Until that spring Andrew Henry Thatcher
lived with his family in the town of Stubbsville.
He had a father and mother and two older sisters
named Marian and Martha. The girls were always
with each other. He also had two younger brothers
named Robert and Ronald.
They were always with each other too.
Andrew Henry was in the middle.
He was always with himself,
yet he didn’t mind.
He had plenty of things to do.
Andrew Henry likes to build things. But when no one in his family appreciates his inventions, although they have “many fine features,” Andrew Henry decides the next thing he will build is a house of his own in a distant meadow. Before long, eight other under-appreciated kids arrive, so Andrew Henry designs houses for each of them too, according to their interests. This part is great fun. The four days and nights of frantic searching their families undergo before the happy ending? Awful to imagine. So I point out that part of his plan was not a good one (the boys are especially struck by how sad and lonely Andrew Henry’s dog Sam is without him).
Author: Doris Burn
Illustrator: Doris Burn
I wish we could do what they do in Katroo.
They sure know how to say “Happy Birthday to You!”
In Katroo, every year, on the day you were born
They start the day right in the bright early morn
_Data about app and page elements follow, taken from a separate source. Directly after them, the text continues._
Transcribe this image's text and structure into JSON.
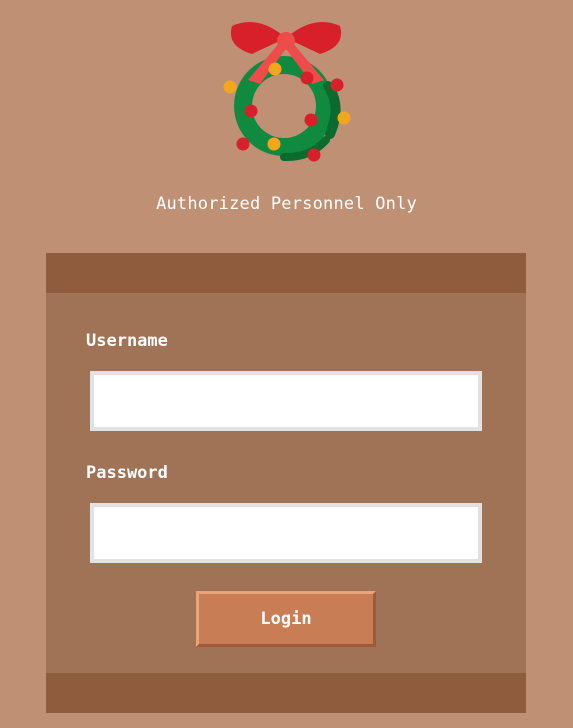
{
  "header": {
    "logo_icon": "christmas-wreath-icon",
    "subtitle": "Authorized Personnel Only"
  },
  "login_form": {
    "username_label": "Username",
    "username_value": "",
    "password_label": "Password",
    "password_value": "",
    "login_label": "Login"
  },
  "colors": {
    "background": "#c09075",
    "panel": "#a17356",
    "panel_band": "#8f5c3e",
    "button": "#c97d55",
    "wreath_green": "#0f8a3e",
    "bow_red": "#d8202a",
    "ornament_yellow": "#f4a61d"
  }
}
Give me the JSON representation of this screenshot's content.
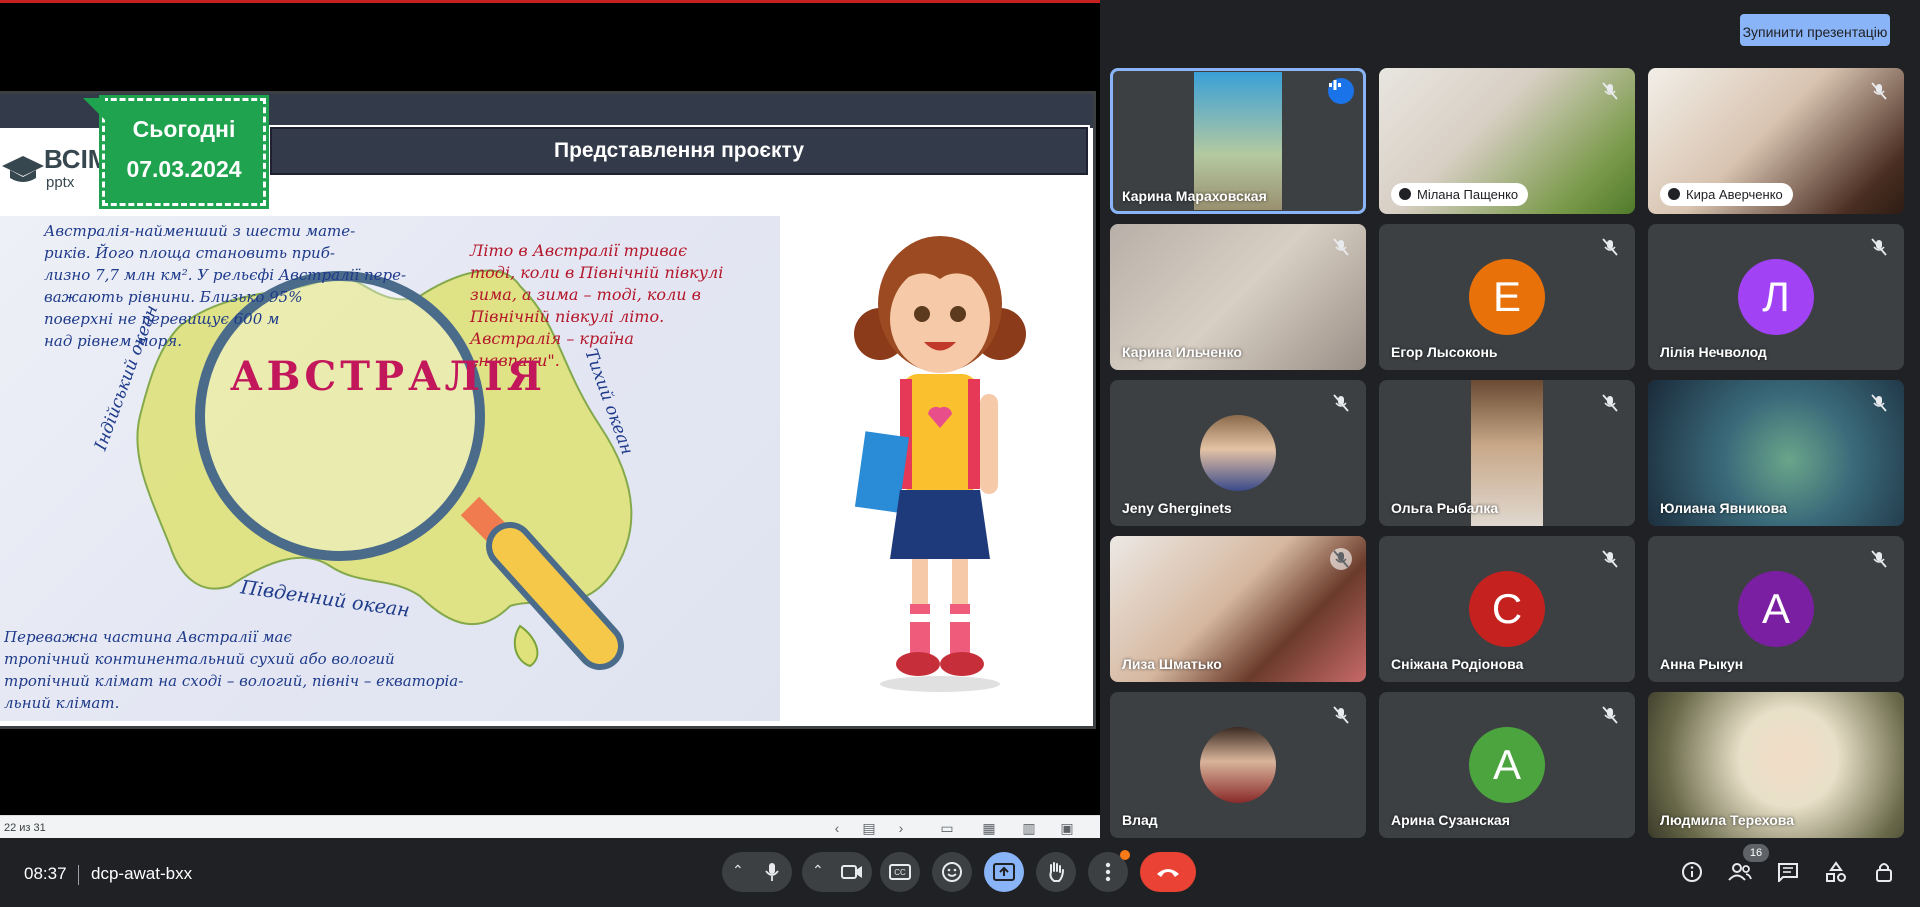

When the Birthday Honk-Honker hikes high up Mt. Zorn
And lets loose a big blast on the big Birthday Horn.
And the voice of the horn calls out loud as it plays:
“Wake Up! For today is your Day of all Days!”
The perfect book for a birthday tradition.
Author: Dr. Seuss
Illustrator: Dr. Seuss
George’s mother said:
George went: “Meow.”
George’s unusual speech patterns have a very unusual cause. This book is quick and funny, which makes it a good choice for before bed.
Author: Jules Feiffer
Illustrator: Jules Feiffer
“Sometimes we all have to do things we
don’t want to do,” she told him gently. “Even
if they seem strange and scary at first. But you
will love school once you start.”
“You’ll make new friends. And play with new toys.”
“Read new books. And swing on new swings. Besides,” she
added. “I know a wonderful secret that will make your nights
at school seem as warm and cozy as your days at home.”
If you have a kid starting kindergarten or preschool, you need this book. My oldest’s (wonderful) kindergarten teacher read this on the first day of school and it made a HUGE impression.
Author: Audrey Penn
Illustrator: Ruth E. Harper and Nancy M. Leak
Visualizing a million, billion, or trillion (or other concepts like compound interest and the metric system) isn’t easy, unless you read this fun series of books.
For example, a tank big enough to hold a million goldfish would be big enough to hold a whale. A tank big enough to hold a billion goldfish would be as big as a stadium. And a tank big enough to hold a trillion goldfish would be as big as a city harbor. (Keeping in mind a tank should hold one gallon of water for every one inch goldfish!)
Steven Kellogg’s cheerful illustrations keep things light, bright, and engaging. How Much is a Million? is our favorite of the series.
Author: David M. Schwartz
Illustrator: Steven Kellogg
Posted in Non-fiction, Picture Books
Tagged A Reading Rainbow Selection, Animals, David M. Schwartz, Diverse Books, How Much is a Million?, I read this as a kid, If You Made a Million, Millions to Measure, science, series, Steven Kellogg
Once upon a time
there was a Little House
way out in the country.
She was a pretty Little House
and she was strong and well built.
The man who built her so well said,
“This Little House shall never be sold
for gold or silver and she will live to see
great-great-grandchildren living in her.”
This is a seemingly simple story of one Little House, but there is a lot going on. The sun, moon, and stars go by. Seasons change. Children grow up. A city moves in. A house moves out. Curiosity is satisfied and a happy ending is finally reached.
The pictures are so beautiful and so very peaceful. I remember looking through it as a kid over and over again and am happy the boys really like it too.
Author: Virginia Lee Burton
Illustrator: Virginia Lee Burton
As we’ve discussed before, David Wisener’s work is nearly wordless and always carefully-plotted, mixing the familiar with the very strange. (Although it is very different, it reminds me of Shaun Tan’s excellent, wordless, graphic novel, The Arrival–which I look forward to introducing the boys to when they are bit older.)
Flotsam is the tale of an underwater camera that washes up on a beach with some very unusual pictures waiting to be developed. Among its other virtues, it is the perfect bedtime book for when you’ve lost your voice to a summer cold (assuming you’ve already explained the concept of “film” that needs to be developed during previous readings).
Author: David Wiesner
Illustrator: David Wiesner
Posted in Picture Books
Tagged aliens, Animals, beach, bedtime, Caldecott Medal, David Wiesner, Flotsam, Machines, New York Times Best Illustrated Book, science fiction, Shaun Tan, The Arrival, Tuesday